A mind that questions everything, unless strong enough to bear the weight of its ignorance, risks questioning itself and being engulfed in doubt. If it cannot discover the claims to existence of the objects of its questioning -- and it would be miraculous if it so soon succeeded in solving so many mysteries -- it will deny them all reality, the mere formulation of the problem already implying an inclination to negative solutions. But in so doing it will become void of all positive content and, finding nothing which offers it resistance, will launch itself perforce into the emptiness of inner revere.
Man's characteristic privilege is that the bond he accepts is not physical but moral; that is, social. He is governed not by a material environment brutally imposed on him, but by a conscience superior to his own, the superiority of which he feels. Because the greater, better part of his existence transcends the body, he escapes the body's yoke, but is subject to that of society.
Sadness does not inhere in things; it does not reach us from the world and through mere contemplation of the world. It is a product of our own thought. We create it out of whole cloth.
While the State becomes inflated and hypertrophied in order to obtain a firm enough grip upon individuals, but without succeeding, the latter, without mutual relationships, tumble over one another like so many liquid molecules, encountering no central energy to retain, fix and organize them.
Each victim of suicide gives his act a personal stamp which expresses his temperament, the special conditions in which he is involved, and which, consequently, cannot be explained by the social and general causes of the phenomenon.
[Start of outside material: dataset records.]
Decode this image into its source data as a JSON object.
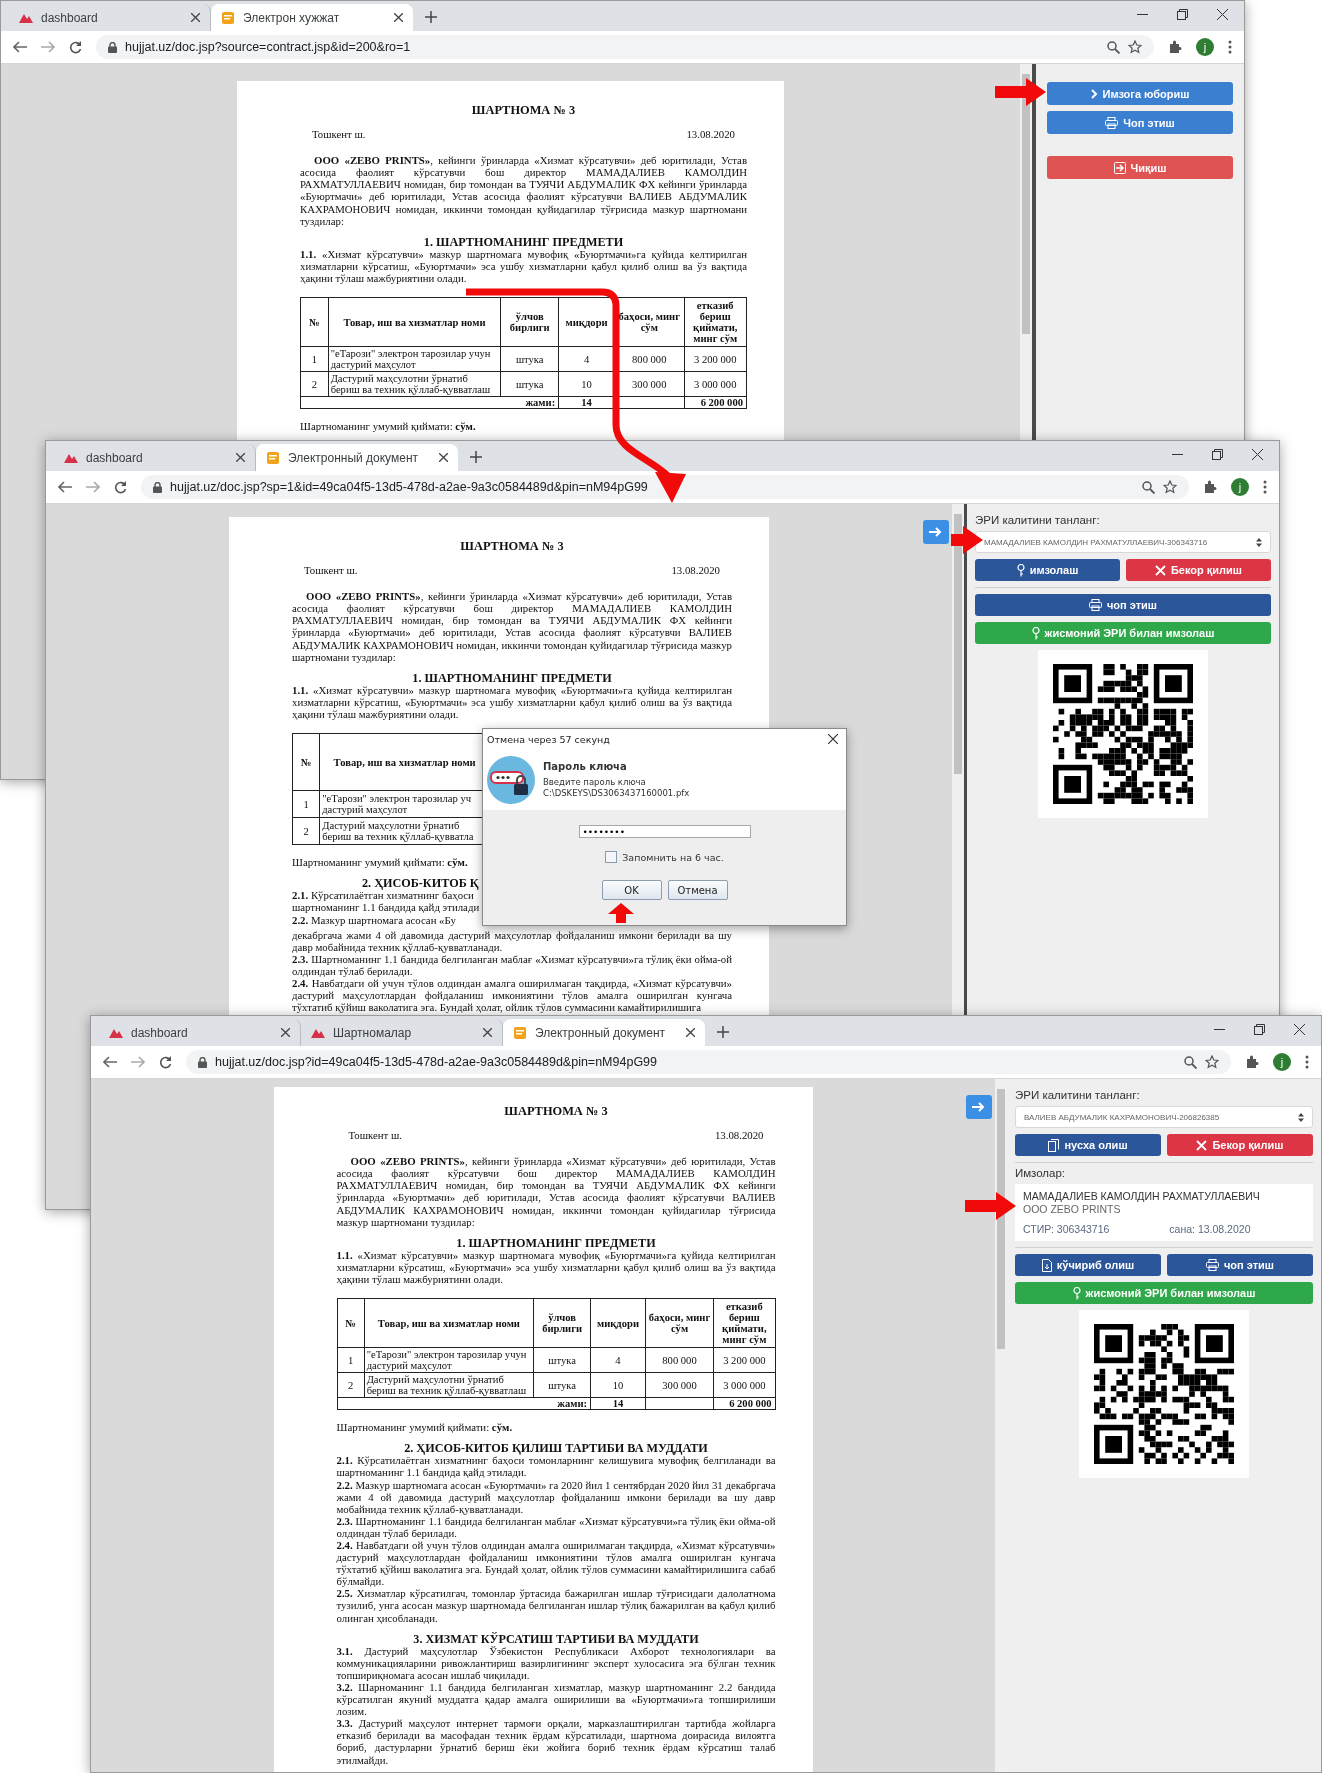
{
  "windows": [
    {
      "tabs": [
        {
          "label": "dashboard",
          "kind": "logo",
          "selected": false
        },
        {
          "label": "Электрон хужжат",
          "kind": "doc",
          "selected": true
        }
      ],
      "url": "hujjat.uz/doc.jsp?source=contract.jsp&id=200&ro=1",
      "avatar": "j",
      "document": {
        "blocks": [
          {
            "kind": "title",
            "text": "ШАРТНОМА № 3"
          },
          {
            "kind": "place_date",
            "place": "Тошкент ш.",
            "date": "13.08.2020"
          },
          {
            "kind": "intro",
            "text": "**ООО «ZEBO PRINTS»**, кейинги ўринларда «Хизмат кўрсатувчи» деб юритилади, Устав асосида фаолият кўрсатувчи бош директор МАМАДАЛИЕВ КАМОЛДИН РАХМАТУЛЛАЕВИЧ номидан, бир томондан ва ТУЯЧИ АБДУМАЛИК ФХ кейинги ўринларда «Буюртмачи» деб юритилади, Устав асосида фаолият кўрсатувчи ВАЛИЕВ АБДУМАЛИК КАХРАМОНОВИЧ номидан, иккинчи томондан қуйидагилар тўғрисида мазкур шартномани туздилар:"
          },
          {
            "kind": "heading",
            "text": "1. ШАРТНОМАНИНГ ПРЕДМЕТИ"
          },
          {
            "kind": "para",
            "text": "**1.1.** «Хизмат кўрсатувчи» мазкур шартномага мувофиқ «Буюртмачи»га қуйида келтирилган хизматларни кўрсатиш, «Буюртмачи» эса ушбу хизматларни қабул қилиб олиш ва ўз вақтида ҳақини тўлаш мажбуриятини олади."
          },
          {
            "kind": "table",
            "columns": [
              "№",
              "Товар, иш ва хизматлар номи",
              "ўлчов бирлиги",
              "миқдори",
              "баҳоси, минг сўм",
              "етказиб бериш қиймати, минг сўм"
            ],
            "rows": [
              [
                "1",
                "\"eТарози\" электрон тарозилар учун дастурий маҳсулот",
                "штука",
                "4",
                "800 000",
                "3 200 000"
              ],
              [
                "2",
                "Дастурий маҳсулотни ўрнатиб бериш ва техник қўллаб-қувватлаш",
                "штука",
                "10",
                "300 000",
                "3 000 000"
              ]
            ],
            "total": {
              "label": "жами:",
              "quantity": "14",
              "sum": "6 200 000"
            }
          },
          {
            "kind": "para",
            "text": "Шартноманинг умумий қиймати: **сўм.**"
          }
        ]
      },
      "panel": {
        "items": [
          {
            "kind": "stack",
            "buttons": [
              {
                "label": "Имзога юбориш",
                "kind": "send",
                "color": "#3a7fd0"
              },
              {
                "label": "Чоп этиш",
                "kind": "print",
                "color": "#3a7fd0"
              }
            ]
          },
          {
            "kind": "stack",
            "buttons": [
              {
                "label": "Чиқиш",
                "kind": "exit",
                "color": "#df5353"
              }
            ]
          }
        ]
      }
    },
    {
      "tabs": [
        {
          "label": "dashboard",
          "kind": "logo",
          "selected": false
        },
        {
          "label": "Электронный документ",
          "kind": "doc",
          "selected": true
        }
      ],
      "url": "hujjat.uz/doc.jsp?sp=1&id=49ca04f5-13d5-478d-a2ae-9a3c0584489d&pin=nM94pG99",
      "avatar": "j",
      "document": {
        "toggle_button": true,
        "blocks": [
          {
            "kind": "title",
            "text": "ШАРТНОМА № 3"
          },
          {
            "kind": "place_date",
            "place": "Тошкент ш.",
            "date": "13.08.2020"
          },
          {
            "kind": "intro",
            "text": "**ООО «ZEBO PRINTS»**, кейинги ўринларда «Хизмат кўрсатувчи» деб юритилади, Устав асосида фаолият кўрсатувчи бош директор МАМАДАЛИЕВ КАМОЛДИН РАХМАТУЛЛАЕВИЧ номидан, бир томондан ва ТУЯЧИ АБДУМАЛИК ФХ кейинги ўринларда «Буюртмачи» деб юритилади, Устав асосида фаолият кўрсатувчи ВАЛИЕВ АБДУМАЛИК КАХРАМОНОВИЧ номидан, иккинчи томондан қуйидагилар тўғрисида мазкур шартномани туздилар:"
          },
          {
            "kind": "heading",
            "text": "1. ШАРТНОМАНИНГ ПРЕДМЕТИ"
          },
          {
            "kind": "para",
            "text": "**1.1.** «Хизмат кўрсатувчи» мазкур шартномага мувофиқ «Буюртмачи»га қуйида келтирилган хизматларни кўрсатиш, «Буюртмачи» эса ушбу хизматларни қабул қилиб олиш ва ўз вақтида ҳақини тўлаш мажбуриятини олади."
          },
          {
            "kind": "table",
            "columns": [
              "№",
              "Товар, иш ва хизматлар номи"
            ],
            "rows": [
              [
                "1",
                "\"eТарози\" электрон тарозилар уч\nдастурий маҳсулот"
              ],
              [
                "2",
                "Дастурий маҳсулотни ўрнатиб\nбериш ва техник қўллаб-қувватла"
              ]
            ]
          },
          {
            "kind": "para_cut",
            "text": "Шартноманинг умумий қиймати: **сўм.**"
          },
          {
            "kind": "heading_cut",
            "text": "2. ҲИСОБ-КИТОБ Қ"
          },
          {
            "kind": "para_cut",
            "text": "**2.1.** Кўрсатилаётган хизматнинг баҳоси\nшартноманинг 1.1 бандида қайд этилади"
          },
          {
            "kind": "para_cut",
            "text": "**2.2.** Мазкур шартномага асосан «Бу"
          },
          {
            "kind": "para_cont",
            "text": "декабргача жами 4 ой давомида дастурий маҳсулотлар фойдаланиш имкони берилади ва шу давр мобайнида техник қўллаб-қувватланади."
          },
          {
            "kind": "para",
            "text": "**2.3.** Шартноманинг 1.1 бандида белгиланган маблағ «Хизмат кўрсатувчи»га тўлиқ ёки ойма-ой олдиндан тўлаб берилади."
          },
          {
            "kind": "para",
            "text": "**2.4.** Навбатдаги ой учун тўлов олдиндан амалга оширилмаган тақдирда, «Хизмат кўрсатувчи» дастурий маҳсулотлардан фойдаланиш имкониятини тўлов амалга оширилган кунгача тўхтатиб қўйиш ваколатига эга. Бундай ҳолат, ойлик тўлов суммасини камайтирилишига"
          }
        ]
      },
      "panel": {
        "items": [
          {
            "kind": "label",
            "text": "ЭРИ калитини танланг:"
          },
          {
            "kind": "select",
            "text": "МАМАДАЛИЕВ КАМОЛДИН РАХМАТУЛЛАЕВИЧ-306343716"
          },
          {
            "kind": "row",
            "buttons": [
              {
                "label": "имзолаш",
                "kind": "sign",
                "color": "#2b5699"
              },
              {
                "label": "Бекор қилиш",
                "kind": "cancel",
                "color": "#dc3545"
              }
            ]
          },
          {
            "kind": "row",
            "buttons": [
              {
                "label": "чоп этиш",
                "kind": "print",
                "color": "#2b5699"
              }
            ]
          },
          {
            "kind": "row",
            "buttons": [
              {
                "label": "жисмоний ЭРИ билан имзолаш",
                "kind": "sign",
                "color": "#2ea84a"
              }
            ]
          },
          {
            "kind": "qr"
          }
        ]
      },
      "dialog": {
        "title": "Отмена через 57 секунд",
        "heading": "Пароль ключа",
        "prompt": "Введите пароль ключа",
        "path": "C:\\DSKEYS\\DS3063437160001.pfx",
        "password": "••••••••",
        "remember": {
          "label": "Запомнить на 6 час.",
          "checked": false
        },
        "buttons": [
          "OK",
          "Отмена"
        ]
      }
    },
    {
      "tabs": [
        {
          "label": "dashboard",
          "kind": "logo",
          "selected": false
        },
        {
          "label": "Шартномалар",
          "kind": "logo",
          "selected": false
        },
        {
          "label": "Электронный документ",
          "kind": "doc",
          "selected": true
        }
      ],
      "url": "hujjat.uz/doc.jsp?id=49ca04f5-13d5-478d-a2ae-9a3c0584489d&pin=nM94pG99",
      "avatar": "j",
      "document": {
        "toggle_button": true,
        "blocks": [
          {
            "kind": "title",
            "text": "ШАРТНОМА № 3"
          },
          {
            "kind": "place_date",
            "place": "Тошкент ш.",
            "date": "13.08.2020"
          },
          {
            "kind": "intro",
            "text": "**ООО «ZEBO PRINTS»**, кейинги ўринларда «Хизмат кўрсатувчи» деб юритилади, Устав асосида фаолият кўрсатувчи бош директор МАМАДАЛИЕВ КАМОЛДИН РАХМАТУЛЛАЕВИЧ номидан, бир томондан ва ТУЯЧИ АБДУМАЛИК ФХ кейинги ўринларда «Буюртмачи» деб юритилади, Устав асосида фаолият кўрсатувчи ВАЛИЕВ АБДУМАЛИК КАХРАМОНОВИЧ номидан, иккинчи томондан қуйидагилар тўғрисида мазкур шартномани туздилар:"
          },
          {
            "kind": "heading",
            "text": "1. ШАРТНОМАНИНГ ПРЕДМЕТИ"
          },
          {
            "kind": "para",
            "text": "**1.1.** «Хизмат кўрсатувчи» мазкур шартномага мувофиқ «Буюртмачи»га қуйида келтирилган хизматларни кўрсатиш, «Буюртмачи» эса ушбу хизматларни қабул қилиб олиш ва ўз вақтида ҳақини тўлаш мажбуриятини олади."
          },
          {
            "kind": "table",
            "columns": [
              "№",
              "Товар, иш ва хизматлар номи",
              "ўлчов бирлиги",
              "миқдори",
              "баҳоси, минг сўм",
              "етказиб бериш қиймати, минг сўм"
            ],
            "rows": [
              [
                "1",
                "\"eТарози\" электрон тарозилар учун дастурий маҳсулот",
                "штука",
                "4",
                "800 000",
                "3 200 000"
              ],
              [
                "2",
                "Дастурий маҳсулотни ўрнатиб бериш ва техник қўллаб-қувватлаш",
                "штука",
                "10",
                "300 000",
                "3 000 000"
              ]
            ],
            "total": {
              "label": "жами:",
              "quantity": "14",
              "sum": "6 200 000"
            }
          },
          {
            "kind": "para",
            "text": "Шартноманинг умумий қиймати: **сўм.**"
          },
          {
            "kind": "heading",
            "text": "2. ҲИСОБ-КИТОБ ҚИЛИШ ТАРТИБИ ВА МУДДАТИ"
          },
          {
            "kind": "para",
            "text": "**2.1.** Кўрсатилаётган хизматнинг баҳоси томонларнинг келишувига мувофиқ белгиланади ва шартноманинг 1.1 бандида қайд этилади."
          },
          {
            "kind": "para",
            "text": "**2.2.** Мазкур шартномага асосан «Буюртмачи» га 2020 йил 1 сентябрдан 2020 йил 31 декабргача жами 4 ой давомида дастурий маҳсулотлар фойдаланиш имкони берилади ва шу давр мобайнида техник қўллаб-қувватланади."
          },
          {
            "kind": "para",
            "text": "**2.3.** Шартноманинг 1.1 бандида белгиланган маблағ «Хизмат кўрсатувчи»га тўлиқ ёки ойма-ой олдиндан тўлаб берилади."
          },
          {
            "kind": "para",
            "text": "**2.4.** Навбатдаги ой учун тўлов олдиндан амалга оширилмаган тақдирда, «Хизмат кўрсатувчи» дастурий маҳсулотлардан фойдаланиш имкониятини тўлов амалга оширилган кунгача тўхтатиб қўйиш ваколатига эга. Бундай ҳолат, ойлик тўлов суммасини камайтирилишига сабаб бўлмайди."
          },
          {
            "kind": "para",
            "text": "**2.5.** Хизматлар кўрсатилгач, томонлар ўртасида бажарилган ишлар тўғрисидаги далолатнома тузилиб, унга асосан мазкур шартномада белгиланган ишлар тўлиқ бажарилган ва қабул қилиб олинган ҳисобланади."
          },
          {
            "kind": "heading",
            "text": "3. ХИЗМАТ КЎРСАТИШ ТАРТИБИ ВА МУДДАТИ"
          },
          {
            "kind": "para",
            "text": "**3.1.** Дастурий маҳсулотлар Ўзбекистон Республикаси Ахборот технологиялари ва коммуникацияларини ривожлантириш вазирлигининг эксперт хулосасига эга бўлган техник топшириқномага асосан ишлаб чиқилади."
          },
          {
            "kind": "para",
            "text": "**3.2.** Шарноманинг 1.1 бандида белгиланган хизматлар, мазкур шартноманинг 2.2 бандида кўрсатилган якуний муддатга қадар амалга оширилиши ва «Буюртмачи»га топширилиши лозим."
          },
          {
            "kind": "para",
            "text": "**3.3.** Дастурий маҳсулот интернет тармоғи орқали, марказлаштирилган тартибда жойларга етказиб берилади ва масофадан техник ёрдам кўрсатилади, шартнома доирасида вилоятга бориб, дастурларни ўрнатиб бериш ёки жойига бориб техник ёрдам кўрсатиш талаб этилмайди."
          }
        ]
      },
      "panel": {
        "items": [
          {
            "kind": "label",
            "text": "ЭРИ калитини танланг:"
          },
          {
            "kind": "select",
            "text": "ВАЛИЕВ АБДУМАЛИК КАХРАМОНОВИЧ-206826385"
          },
          {
            "kind": "row",
            "buttons": [
              {
                "label": "нусха олиш",
                "kind": "copy",
                "color": "#2b5699"
              },
              {
                "label": "Бекор қилиш",
                "kind": "cancel",
                "color": "#dc3545"
              }
            ]
          },
          {
            "kind": "label",
            "text": "Имзолар:"
          },
          {
            "kind": "signature",
            "name": "МАМАДАЛИЕВ КАМОЛДИН РАХМАТУЛЛАЕВИЧ",
            "org": "ООО ZEBO PRINTS",
            "tin": "СТИР: 306343716",
            "date": "сана: 13.08.2020"
          },
          {
            "kind": "row",
            "buttons": [
              {
                "label": "кўчириб олиш",
                "kind": "download",
                "color": "#2b5699"
              },
              {
                "label": "чоп этиш",
                "kind": "print",
                "color": "#2b5699"
              }
            ]
          },
          {
            "kind": "row",
            "buttons": [
              {
                "label": "жисмоний ЭРИ билан имзолаш",
                "kind": "sign",
                "color": "#2ea84a"
              }
            ]
          },
          {
            "kind": "qr"
          }
        ]
      }
    }
  ]
}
The man whose whole activity is diverted to inner meditation becomes insensible to all his surroundings. If he loves, it is not to give himself, to blend in fecund union with another being, but to meditate on his love. His passions are mere appearances, being sterile. They are dissipated in futile imaginings, producing nothing external to themselves.
From top to bottom of the ladder, greed is aroused without knowing where to find ultimate foothold. Nothing can calm it, since its goal is far beyond all it can attain. Reality seems valueless by comparison with the dreams of fevered imaginations; reality is therefore abandoned.
The wise man, knowing how to enjoy achieved results without having constantly to replace them with others, finds in them an attachment to life in the hour of difficulty. But the man who has always pinned all his hopes on the future and lived with his eyes fixed upon it, has nothing in the past as a comfort against the present's afflictions, for the past was nothing to him but a series of hastily experienced stages. What blinded him to himself was his expectation always to find further on the happiness he had so far missed. Now he is stopped in his tracks; from now on nothing remains behind or ahead of him to fix his gaze upon.
There is no society known where a more or less developed criminality is not found under different forms. No people exists whose morality is not daily infringed upon. We must therefore call crime necessary and declare that it cannot be non-existent, that the fundamental conditions of social organization, as they are understood, logically imply it.
One cannot long remain so absorbed in contemplation of emptiness without being increasingly attracted to it. In vain one bestows on it the name of infinity; this does not change its nature. When one feels such pleasure in non-existence, one's inclination can be completely satisfied only by completely ceasing to exist.